■ Prompt
Repeat the data precisely as given.

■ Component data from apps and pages
------------------------------------------------------------------------

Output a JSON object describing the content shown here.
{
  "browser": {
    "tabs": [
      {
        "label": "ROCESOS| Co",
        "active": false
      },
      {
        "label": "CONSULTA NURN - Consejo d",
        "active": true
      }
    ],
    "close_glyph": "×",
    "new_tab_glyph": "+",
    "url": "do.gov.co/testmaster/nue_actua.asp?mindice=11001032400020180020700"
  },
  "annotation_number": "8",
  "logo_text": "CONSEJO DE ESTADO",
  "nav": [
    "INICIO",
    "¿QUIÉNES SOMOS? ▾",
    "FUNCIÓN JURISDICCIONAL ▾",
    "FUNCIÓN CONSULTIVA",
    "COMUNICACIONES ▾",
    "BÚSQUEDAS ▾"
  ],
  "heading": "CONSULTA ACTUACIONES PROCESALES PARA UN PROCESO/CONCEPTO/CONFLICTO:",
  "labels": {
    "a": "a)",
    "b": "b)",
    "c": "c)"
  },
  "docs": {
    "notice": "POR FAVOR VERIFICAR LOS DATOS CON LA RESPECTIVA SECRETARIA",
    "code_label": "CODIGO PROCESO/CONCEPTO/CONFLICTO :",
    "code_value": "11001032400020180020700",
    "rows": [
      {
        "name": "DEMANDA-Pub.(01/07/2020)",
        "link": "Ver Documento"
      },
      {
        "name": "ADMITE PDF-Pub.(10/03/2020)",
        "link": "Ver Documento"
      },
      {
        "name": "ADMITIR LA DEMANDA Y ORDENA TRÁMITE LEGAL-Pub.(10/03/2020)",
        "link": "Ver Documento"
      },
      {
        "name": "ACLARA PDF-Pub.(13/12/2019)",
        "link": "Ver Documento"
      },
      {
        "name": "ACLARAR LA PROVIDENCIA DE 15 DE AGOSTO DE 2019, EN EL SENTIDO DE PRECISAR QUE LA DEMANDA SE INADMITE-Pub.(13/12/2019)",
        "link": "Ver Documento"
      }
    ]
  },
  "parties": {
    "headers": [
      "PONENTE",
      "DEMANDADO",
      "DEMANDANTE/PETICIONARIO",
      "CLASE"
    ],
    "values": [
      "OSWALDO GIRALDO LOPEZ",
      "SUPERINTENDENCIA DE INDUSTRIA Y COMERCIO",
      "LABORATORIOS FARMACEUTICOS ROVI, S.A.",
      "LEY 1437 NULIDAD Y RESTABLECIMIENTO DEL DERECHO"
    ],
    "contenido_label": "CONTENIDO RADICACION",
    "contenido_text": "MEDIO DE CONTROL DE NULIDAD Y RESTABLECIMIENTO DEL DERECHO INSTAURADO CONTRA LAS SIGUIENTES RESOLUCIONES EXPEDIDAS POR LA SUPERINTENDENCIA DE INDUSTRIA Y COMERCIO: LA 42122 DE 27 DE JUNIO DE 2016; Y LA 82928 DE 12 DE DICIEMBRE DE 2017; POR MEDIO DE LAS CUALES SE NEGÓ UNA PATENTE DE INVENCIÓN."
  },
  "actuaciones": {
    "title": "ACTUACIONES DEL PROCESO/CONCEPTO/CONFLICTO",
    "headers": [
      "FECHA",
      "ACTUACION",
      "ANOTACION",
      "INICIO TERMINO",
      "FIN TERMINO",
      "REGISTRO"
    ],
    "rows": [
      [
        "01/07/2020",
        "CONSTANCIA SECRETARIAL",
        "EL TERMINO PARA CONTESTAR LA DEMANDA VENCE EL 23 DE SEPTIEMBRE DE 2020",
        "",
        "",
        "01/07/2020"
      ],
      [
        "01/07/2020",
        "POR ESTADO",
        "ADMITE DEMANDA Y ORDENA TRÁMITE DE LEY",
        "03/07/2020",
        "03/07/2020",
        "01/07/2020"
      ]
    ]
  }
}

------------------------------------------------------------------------

■ Reply
Output a JSON object describing the content shown here.
{
  "browser": {
    "tabs": [
      {
        "label": "ROCESOS| Co",
        "active": false
      },
      {
        "label": "CONSULTA NURN - Consejo d",
        "active": true
      }
    ],
    "close_glyph": "×",
    "new_tab_glyph": "+",
    "url": "do.gov.co/testmaster/nue_actua.asp?mindice=11001032400020180020700"
  },
  "annotation_number": "8",
  "logo_text": "CONSEJO DE ESTADO",
  "nav": [
    "INICIO",
    "¿QUIÉNES SOMOS? ▾",
    "FUNCIÓN JURISDICCIONAL ▾",
    "FUNCIÓN CONSULTIVA",
    "COMUNICACIONES ▾",
    "BÚSQUEDAS ▾"
  ],
  "heading": "CONSULTA ACTUACIONES PROCESALES PARA UN PROCESO/CONCEPTO/CONFLICTO:",
  "labels": {
    "a": "a)",
    "b": "b)",
    "c": "c)"
  },
  "docs": {
    "notice": "POR FAVOR VERIFICAR LOS DATOS CON LA RESPECTIVA SECRETARIA",
    "code_label": "CODIGO PROCESO/CONCEPTO/CONFLICTO :",
    "code_value": "11001032400020180020700",
    "rows": [
      {
        "name": "DEMANDA-Pub.(01/07/2020)",
        "link": "Ver Documento"
      },
      {
        "name": "ADMITE PDF-Pub.(10/03/2020)",
        "link": "Ver Documento"
      },
      {
        "name": "ADMITIR LA DEMANDA Y ORDENA TRÁMITE LEGAL-Pub.(10/03/2020)",
        "link": "Ver Documento"
      },
      {
        "name": "ACLARA PDF-Pub.(13/12/2019)",
        "link": "Ver Documento"
      },
      {
        "name": "ACLARAR LA PROVIDENCIA DE 15 DE AGOSTO DE 2019, EN EL SENTIDO DE PRECISAR QUE LA DEMANDA SE INADMITE-Pub.(13/12/2019)",
        "link": "Ver Documento"
      }
    ]
  },
  "parties": {
    "headers": [
      "PONENTE",
      "DEMANDADO",
      "DEMANDANTE/PETICIONARIO",
      "CLASE"
    ],
    "values": [
      "OSWALDO GIRALDO LOPEZ",
      "SUPERINTENDENCIA DE INDUSTRIA Y COMERCIO",
      "LABORATORIOS FARMACEUTICOS ROVI, S.A.",
      "LEY 1437 NULIDAD Y RESTABLECIMIENTO DEL DERECHO"
    ],
    "contenido_label": "CONTENIDO RADICACION",
    "contenido_text": "MEDIO DE CONTROL DE NULIDAD Y RESTABLECIMIENTO DEL DERECHO INSTAURADO CONTRA LAS SIGUIENTES RESOLUCIONES EXPEDIDAS POR LA SUPERINTENDENCIA DE INDUSTRIA Y COMERCIO: LA 42122 DE 27 DE JUNIO DE 2016; Y LA 82928 DE 12 DE DICIEMBRE DE 2017; POR MEDIO DE LAS CUALES SE NEGÓ UNA PATENTE DE INVENCIÓN."
  },
  "actuaciones": {
    "title": "ACTUACIONES DEL PROCESO/CONCEPTO/CONFLICTO",
    "headers": [
      "FECHA",
      "ACTUACION",
      "ANOTACION",
      "INICIO TERMINO",
      "FIN TERMINO",
      "REGISTRO"
    ],
    "rows": [
      [
        "01/07/2020",
        "CONSTANCIA SECRETARIAL",
        "EL TERMINO PARA CONTESTAR LA DEMANDA VENCE EL 23 DE SEPTIEMBRE DE 2020",
        "",
        "",
        "01/07/2020"
      ],
      [
        "01/07/2020",
        "POR ESTADO",
        "ADMITE DEMANDA Y ORDENA TRÁMITE DE LEY",
        "03/07/2020",
        "03/07/2020",
        "01/07/2020"
      ]
    ]
  }
}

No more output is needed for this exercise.